Faith finds its fulfillment in the life, death and resurrection of Jesus Christ, the pope writes. By virtue of his humanity, Jesus is both the object of faith and the ultimate model and mediator for all believers.
“Christ is not simply the one in whom we believe, the supreme manifestation of God’s love,” Pope Francis writes. “He is also the one with whom we are united precisely in order to believe. Faith does not merely gaze at Jesus, but sees things as Jesus himself sees them, with his own eyes: it is a participation in his way of seeing.”
This participation means that faith inevitably makes a Christian part of Christ’s mystical body, the church.
“It is impossible to believe on our own,” the pope writes. “By its very nature, faith is open to the ‘we’ of the church; it always takes place within her communion.”
The church transmits the faith across time “through an unbroken chain of witnesses,” allowing us to “see the face of Jesus,” Pope Francis writes. “As a service to the unity of faith and its integral transmission, the Lord gave his church the gift of apostolic succession. Through this means, the continuity of the church’s memory is ensured and certain access can be had to the wellspring from which faith flows.”
Accordingly, members of the hierarchy stand as the authoritative teachers of the contents of Christian faith.
The “magisterium of the pope and the bishops in communion with him,” the pope writes, “ensures our contact with the primordial source and thus provides the certainty of attaining to the word of Christ in all its integrity.”
Yet faith in its fullness is more than doctrine, Pope Francis writes; it is “the new light born of an encounter with the true God, a light which touches us at the core of our being and engages our minds, wills and emotions, opening us to relationships lived in communion.”
Thus the primary means of transmitting faith is not a book or a homily, but the sacraments, especially baptism and the Eucharist, which “communicate an incarnate memory, linked to the times and places of our lives, linked to all our senses; in them the whole person is engaged as a member of a living subject and part of a network of communitarian relationships.”

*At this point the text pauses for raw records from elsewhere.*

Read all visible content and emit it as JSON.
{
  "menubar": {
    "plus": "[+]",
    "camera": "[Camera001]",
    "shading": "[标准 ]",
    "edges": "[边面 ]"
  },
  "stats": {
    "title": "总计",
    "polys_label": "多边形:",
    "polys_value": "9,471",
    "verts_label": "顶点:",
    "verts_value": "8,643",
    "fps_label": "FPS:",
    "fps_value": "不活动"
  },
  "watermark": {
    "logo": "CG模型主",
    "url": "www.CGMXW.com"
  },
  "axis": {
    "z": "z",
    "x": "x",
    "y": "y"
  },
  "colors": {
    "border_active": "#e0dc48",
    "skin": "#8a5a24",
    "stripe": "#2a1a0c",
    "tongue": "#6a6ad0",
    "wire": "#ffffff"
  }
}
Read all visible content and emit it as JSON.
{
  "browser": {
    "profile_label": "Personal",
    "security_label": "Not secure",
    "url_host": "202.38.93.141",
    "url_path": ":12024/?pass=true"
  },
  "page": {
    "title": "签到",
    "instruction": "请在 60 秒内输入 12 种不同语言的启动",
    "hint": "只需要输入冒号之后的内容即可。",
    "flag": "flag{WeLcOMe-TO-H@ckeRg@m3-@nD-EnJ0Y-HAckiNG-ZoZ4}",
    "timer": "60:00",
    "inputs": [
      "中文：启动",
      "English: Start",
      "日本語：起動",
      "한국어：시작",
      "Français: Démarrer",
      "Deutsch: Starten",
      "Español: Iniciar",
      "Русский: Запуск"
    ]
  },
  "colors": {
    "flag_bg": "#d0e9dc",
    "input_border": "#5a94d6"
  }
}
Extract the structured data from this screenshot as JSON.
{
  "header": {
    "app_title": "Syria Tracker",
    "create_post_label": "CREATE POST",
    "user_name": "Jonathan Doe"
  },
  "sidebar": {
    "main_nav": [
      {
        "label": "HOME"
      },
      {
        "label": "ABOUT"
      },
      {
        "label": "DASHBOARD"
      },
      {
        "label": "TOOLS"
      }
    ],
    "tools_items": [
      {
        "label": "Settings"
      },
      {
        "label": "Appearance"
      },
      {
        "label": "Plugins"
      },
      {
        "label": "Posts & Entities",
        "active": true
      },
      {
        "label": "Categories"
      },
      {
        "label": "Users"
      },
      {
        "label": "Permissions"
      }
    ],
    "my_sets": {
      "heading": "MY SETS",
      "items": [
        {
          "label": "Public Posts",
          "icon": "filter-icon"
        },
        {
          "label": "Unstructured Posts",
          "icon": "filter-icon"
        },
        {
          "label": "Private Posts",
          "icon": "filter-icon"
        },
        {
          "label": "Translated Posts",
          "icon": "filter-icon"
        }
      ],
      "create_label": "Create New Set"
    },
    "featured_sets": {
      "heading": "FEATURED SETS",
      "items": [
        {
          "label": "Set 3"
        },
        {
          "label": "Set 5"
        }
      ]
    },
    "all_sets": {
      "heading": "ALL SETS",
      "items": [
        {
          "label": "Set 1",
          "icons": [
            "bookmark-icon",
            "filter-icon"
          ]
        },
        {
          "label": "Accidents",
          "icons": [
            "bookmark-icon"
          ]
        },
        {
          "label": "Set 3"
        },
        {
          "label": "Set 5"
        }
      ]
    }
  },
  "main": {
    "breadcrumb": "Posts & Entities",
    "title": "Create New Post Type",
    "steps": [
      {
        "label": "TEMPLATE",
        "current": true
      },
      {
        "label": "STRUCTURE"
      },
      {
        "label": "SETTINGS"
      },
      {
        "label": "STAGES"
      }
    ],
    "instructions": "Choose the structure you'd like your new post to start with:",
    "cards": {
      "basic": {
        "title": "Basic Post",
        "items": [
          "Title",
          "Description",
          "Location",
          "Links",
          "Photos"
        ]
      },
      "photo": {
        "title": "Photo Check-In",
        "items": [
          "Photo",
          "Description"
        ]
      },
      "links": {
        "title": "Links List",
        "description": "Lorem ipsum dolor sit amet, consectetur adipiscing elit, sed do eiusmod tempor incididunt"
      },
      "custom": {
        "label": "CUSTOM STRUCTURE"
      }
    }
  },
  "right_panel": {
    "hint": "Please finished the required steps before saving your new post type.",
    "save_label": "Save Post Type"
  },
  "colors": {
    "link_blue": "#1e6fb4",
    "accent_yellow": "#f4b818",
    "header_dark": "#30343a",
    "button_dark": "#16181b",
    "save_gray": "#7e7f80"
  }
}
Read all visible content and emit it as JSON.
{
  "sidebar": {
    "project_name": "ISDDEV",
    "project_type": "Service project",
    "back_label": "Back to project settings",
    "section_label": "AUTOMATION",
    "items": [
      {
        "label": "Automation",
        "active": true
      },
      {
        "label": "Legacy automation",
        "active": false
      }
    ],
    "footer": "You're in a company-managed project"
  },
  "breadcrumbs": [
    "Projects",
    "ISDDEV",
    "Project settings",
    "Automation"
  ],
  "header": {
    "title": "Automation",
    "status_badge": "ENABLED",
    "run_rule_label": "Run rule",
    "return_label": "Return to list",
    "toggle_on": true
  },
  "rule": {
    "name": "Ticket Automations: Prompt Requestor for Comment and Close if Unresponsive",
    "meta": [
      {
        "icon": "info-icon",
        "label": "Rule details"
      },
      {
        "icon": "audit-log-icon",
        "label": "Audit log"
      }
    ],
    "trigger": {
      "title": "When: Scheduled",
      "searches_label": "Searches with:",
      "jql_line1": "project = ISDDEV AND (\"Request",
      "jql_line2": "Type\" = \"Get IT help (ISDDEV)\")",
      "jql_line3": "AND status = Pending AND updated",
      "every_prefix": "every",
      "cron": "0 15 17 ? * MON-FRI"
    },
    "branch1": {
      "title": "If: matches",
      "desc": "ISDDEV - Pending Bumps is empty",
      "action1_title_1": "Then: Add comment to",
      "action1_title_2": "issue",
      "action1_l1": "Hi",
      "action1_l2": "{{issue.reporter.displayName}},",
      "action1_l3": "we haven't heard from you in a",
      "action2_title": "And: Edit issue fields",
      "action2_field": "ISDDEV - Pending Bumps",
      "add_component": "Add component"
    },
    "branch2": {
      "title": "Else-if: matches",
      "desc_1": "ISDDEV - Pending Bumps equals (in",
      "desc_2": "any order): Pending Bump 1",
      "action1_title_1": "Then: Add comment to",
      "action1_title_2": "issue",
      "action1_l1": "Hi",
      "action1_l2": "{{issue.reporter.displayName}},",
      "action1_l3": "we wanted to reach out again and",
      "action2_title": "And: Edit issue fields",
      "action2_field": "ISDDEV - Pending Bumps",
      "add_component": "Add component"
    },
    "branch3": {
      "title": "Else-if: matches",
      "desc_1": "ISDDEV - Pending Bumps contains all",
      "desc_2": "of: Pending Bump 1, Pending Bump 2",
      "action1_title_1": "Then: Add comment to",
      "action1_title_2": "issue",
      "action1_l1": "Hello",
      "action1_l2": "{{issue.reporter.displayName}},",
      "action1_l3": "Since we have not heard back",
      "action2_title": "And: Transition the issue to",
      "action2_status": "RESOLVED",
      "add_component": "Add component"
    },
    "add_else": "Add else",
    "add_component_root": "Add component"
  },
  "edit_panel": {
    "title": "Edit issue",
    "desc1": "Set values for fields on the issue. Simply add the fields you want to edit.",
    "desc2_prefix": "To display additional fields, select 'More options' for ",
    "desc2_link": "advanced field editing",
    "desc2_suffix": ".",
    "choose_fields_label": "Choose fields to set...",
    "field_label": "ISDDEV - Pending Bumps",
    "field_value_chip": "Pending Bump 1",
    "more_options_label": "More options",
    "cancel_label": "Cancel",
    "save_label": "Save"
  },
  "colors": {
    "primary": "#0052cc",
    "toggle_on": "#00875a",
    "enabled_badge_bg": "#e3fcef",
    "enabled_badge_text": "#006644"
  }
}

The belief that the “Son of God took on our flesh” and “entered our human history” also leads Christians “to live our lives in this world with ever greater commitment and intensity,” the pope writes, arguing that faith inspires both the use of human reason and pursuit of the common good.
For faith, Pope Francis writes, truth is not attainable through autonomous reason alone but requires love, a “relational way of viewing the world, which then becomes a form of shared knowledge, vision through the eyes of another and a shared vision of all that exists.”
By affirming the “inherent order” and harmony of the material world, and “by stimulating wonder before the profound mystery of creation,” Christian faith encourages scientific research, while dispelling the philosophical relativism that has produced a “crisis of truth in our age.”
Faith also inspires respect for the natural environment, by allowing believers to “discern in it a grammar written by the hand of God and a dwelling place entrusted to our protection and care.”
According to Pope Francis, faith has proven itself essential to the promotion of “justice, law and peace,” by contrast with failed modern ideologies that also claimed those goals.
“Modernity sought to build a universal brotherhood based on equality,” he writes, “yet we gradually came to realize that this brotherhood, lacking a common reference to a common father as its ultimate foundation, cannot endure.
“We need to return to the true basis of brotherhood,” the pope writes. “Faith teaches us to see that every man and woman represents a blessing for me, that the light of God’s face shines on me through the faces of my brothers and sisters.”